[Opening TASK INPUT section]

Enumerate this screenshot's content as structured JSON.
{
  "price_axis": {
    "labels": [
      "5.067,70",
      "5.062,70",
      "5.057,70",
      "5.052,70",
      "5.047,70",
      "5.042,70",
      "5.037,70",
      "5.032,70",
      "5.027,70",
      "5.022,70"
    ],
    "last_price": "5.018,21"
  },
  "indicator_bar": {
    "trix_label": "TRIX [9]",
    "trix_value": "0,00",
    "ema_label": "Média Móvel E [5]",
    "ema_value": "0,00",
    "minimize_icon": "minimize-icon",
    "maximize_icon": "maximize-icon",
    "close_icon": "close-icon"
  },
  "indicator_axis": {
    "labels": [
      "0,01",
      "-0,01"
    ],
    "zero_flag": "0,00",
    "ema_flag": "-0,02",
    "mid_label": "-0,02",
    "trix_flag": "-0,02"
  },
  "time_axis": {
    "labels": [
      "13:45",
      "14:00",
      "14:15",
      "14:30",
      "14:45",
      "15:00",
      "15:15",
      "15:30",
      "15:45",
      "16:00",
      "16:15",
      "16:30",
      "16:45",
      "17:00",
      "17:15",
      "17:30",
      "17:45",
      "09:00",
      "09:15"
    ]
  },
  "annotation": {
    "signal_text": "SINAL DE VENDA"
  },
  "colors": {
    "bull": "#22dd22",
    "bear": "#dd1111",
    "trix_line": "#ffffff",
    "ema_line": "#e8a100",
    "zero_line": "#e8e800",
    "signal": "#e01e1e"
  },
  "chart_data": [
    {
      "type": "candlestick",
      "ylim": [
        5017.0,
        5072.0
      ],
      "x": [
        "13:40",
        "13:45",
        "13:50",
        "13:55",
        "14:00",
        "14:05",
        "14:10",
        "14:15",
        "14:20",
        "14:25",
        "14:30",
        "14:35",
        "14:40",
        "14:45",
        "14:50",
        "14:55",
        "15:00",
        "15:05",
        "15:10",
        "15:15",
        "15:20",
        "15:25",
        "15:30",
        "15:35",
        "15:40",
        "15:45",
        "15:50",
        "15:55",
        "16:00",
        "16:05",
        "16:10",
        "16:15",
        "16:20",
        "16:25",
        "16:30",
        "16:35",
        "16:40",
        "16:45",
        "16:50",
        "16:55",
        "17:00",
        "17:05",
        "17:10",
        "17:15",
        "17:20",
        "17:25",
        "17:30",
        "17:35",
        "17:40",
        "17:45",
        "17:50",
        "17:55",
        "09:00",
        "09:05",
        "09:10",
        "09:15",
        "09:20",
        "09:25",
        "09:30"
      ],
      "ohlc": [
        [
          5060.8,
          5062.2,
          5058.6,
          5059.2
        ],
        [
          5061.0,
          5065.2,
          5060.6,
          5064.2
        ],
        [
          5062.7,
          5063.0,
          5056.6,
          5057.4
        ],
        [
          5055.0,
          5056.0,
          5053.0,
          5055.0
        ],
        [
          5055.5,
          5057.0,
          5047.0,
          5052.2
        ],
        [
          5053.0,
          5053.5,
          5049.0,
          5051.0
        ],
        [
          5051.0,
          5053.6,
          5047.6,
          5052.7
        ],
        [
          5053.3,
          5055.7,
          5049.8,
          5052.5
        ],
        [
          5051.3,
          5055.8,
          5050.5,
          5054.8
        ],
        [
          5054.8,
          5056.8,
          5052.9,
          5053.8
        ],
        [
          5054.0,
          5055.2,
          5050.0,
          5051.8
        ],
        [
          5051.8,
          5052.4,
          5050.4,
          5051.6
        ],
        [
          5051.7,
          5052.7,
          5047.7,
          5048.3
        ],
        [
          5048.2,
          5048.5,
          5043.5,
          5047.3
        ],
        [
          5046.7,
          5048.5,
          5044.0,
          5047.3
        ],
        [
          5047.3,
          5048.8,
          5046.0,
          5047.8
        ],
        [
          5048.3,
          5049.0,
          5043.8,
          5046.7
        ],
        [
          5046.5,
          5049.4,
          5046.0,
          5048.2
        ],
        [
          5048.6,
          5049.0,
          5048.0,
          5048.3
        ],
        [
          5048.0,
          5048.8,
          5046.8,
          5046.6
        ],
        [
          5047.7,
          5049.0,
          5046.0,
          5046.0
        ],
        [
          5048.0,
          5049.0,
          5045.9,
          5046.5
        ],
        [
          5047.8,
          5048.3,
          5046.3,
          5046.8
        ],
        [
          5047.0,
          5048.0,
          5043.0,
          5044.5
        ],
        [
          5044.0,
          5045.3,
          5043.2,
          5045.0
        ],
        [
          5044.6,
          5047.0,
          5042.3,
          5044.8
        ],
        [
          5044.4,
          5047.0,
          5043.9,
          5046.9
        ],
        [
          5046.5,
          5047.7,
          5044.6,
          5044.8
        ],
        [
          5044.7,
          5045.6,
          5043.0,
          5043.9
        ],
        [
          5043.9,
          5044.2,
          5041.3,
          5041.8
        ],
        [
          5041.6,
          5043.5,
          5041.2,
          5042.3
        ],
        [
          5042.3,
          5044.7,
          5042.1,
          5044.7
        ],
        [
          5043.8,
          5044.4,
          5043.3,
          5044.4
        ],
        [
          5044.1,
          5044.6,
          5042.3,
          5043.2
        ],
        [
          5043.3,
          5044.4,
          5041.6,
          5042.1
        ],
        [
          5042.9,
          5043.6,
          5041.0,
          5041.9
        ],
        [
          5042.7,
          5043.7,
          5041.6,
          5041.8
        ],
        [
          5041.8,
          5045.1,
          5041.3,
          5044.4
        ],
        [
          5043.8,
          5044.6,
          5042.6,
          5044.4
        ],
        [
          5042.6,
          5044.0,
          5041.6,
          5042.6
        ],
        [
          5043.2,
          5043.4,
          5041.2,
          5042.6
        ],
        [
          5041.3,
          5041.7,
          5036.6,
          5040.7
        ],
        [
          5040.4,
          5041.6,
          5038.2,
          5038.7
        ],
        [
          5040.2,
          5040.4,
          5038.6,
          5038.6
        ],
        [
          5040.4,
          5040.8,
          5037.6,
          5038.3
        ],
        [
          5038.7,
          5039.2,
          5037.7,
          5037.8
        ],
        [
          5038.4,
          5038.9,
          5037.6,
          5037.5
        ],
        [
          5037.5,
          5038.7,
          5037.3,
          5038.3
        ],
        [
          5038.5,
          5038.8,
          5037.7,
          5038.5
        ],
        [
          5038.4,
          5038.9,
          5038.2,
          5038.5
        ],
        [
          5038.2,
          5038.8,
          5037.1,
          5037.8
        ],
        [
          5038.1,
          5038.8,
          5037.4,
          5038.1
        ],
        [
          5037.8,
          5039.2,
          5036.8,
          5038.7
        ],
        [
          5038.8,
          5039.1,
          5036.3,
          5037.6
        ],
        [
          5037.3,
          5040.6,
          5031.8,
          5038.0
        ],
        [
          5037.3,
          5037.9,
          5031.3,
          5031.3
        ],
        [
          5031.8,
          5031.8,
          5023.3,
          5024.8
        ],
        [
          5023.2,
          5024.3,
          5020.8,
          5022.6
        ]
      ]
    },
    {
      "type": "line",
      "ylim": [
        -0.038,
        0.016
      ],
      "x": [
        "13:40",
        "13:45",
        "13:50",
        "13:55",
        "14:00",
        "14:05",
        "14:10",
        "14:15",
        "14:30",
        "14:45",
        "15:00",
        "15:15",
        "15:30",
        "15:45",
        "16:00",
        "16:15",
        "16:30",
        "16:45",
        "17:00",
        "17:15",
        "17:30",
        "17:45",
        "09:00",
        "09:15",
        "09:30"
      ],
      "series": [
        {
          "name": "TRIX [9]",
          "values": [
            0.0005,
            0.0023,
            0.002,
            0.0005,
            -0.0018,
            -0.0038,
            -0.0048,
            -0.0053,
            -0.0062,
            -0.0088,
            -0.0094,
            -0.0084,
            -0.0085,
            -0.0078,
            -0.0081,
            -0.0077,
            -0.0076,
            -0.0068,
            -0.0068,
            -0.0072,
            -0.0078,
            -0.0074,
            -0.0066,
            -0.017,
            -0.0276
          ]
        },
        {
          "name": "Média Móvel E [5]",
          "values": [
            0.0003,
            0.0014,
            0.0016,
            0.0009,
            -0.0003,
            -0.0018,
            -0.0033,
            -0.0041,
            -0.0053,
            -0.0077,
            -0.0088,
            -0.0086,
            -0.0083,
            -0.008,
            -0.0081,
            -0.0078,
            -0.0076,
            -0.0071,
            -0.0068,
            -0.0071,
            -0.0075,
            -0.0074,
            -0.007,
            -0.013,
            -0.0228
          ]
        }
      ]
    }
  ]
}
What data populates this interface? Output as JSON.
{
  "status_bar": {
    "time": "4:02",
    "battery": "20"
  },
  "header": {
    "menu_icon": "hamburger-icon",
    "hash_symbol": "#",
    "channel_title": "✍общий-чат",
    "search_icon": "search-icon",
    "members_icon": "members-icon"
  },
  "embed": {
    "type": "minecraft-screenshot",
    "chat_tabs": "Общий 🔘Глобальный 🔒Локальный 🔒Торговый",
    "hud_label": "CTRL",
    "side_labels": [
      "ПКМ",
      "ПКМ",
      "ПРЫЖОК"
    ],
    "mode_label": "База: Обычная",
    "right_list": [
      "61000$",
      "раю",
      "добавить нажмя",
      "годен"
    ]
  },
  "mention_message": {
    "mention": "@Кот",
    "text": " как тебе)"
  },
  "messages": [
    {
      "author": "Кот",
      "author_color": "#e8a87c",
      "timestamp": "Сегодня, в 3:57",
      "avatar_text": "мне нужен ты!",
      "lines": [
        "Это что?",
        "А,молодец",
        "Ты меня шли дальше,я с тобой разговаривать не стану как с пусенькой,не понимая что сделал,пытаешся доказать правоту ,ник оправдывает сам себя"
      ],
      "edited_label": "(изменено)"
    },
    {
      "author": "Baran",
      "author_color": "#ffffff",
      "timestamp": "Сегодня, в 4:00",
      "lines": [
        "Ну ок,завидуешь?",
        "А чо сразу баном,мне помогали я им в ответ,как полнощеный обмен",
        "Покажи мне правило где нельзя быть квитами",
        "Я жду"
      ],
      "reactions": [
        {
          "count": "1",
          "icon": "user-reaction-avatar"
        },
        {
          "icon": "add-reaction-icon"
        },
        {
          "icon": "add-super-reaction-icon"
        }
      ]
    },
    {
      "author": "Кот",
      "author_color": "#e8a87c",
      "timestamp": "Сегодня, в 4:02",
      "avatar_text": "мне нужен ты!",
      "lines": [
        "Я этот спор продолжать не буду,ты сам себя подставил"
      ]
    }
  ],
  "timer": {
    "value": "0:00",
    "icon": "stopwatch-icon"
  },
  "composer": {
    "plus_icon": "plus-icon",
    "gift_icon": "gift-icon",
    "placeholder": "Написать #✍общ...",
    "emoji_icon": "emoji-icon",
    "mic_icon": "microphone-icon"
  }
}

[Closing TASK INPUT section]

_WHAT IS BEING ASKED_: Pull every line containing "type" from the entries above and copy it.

_EXPECTED ANSWER_:
      "type": "candlestick",
      "type": "line",
    "type": "minecraft-screenshot",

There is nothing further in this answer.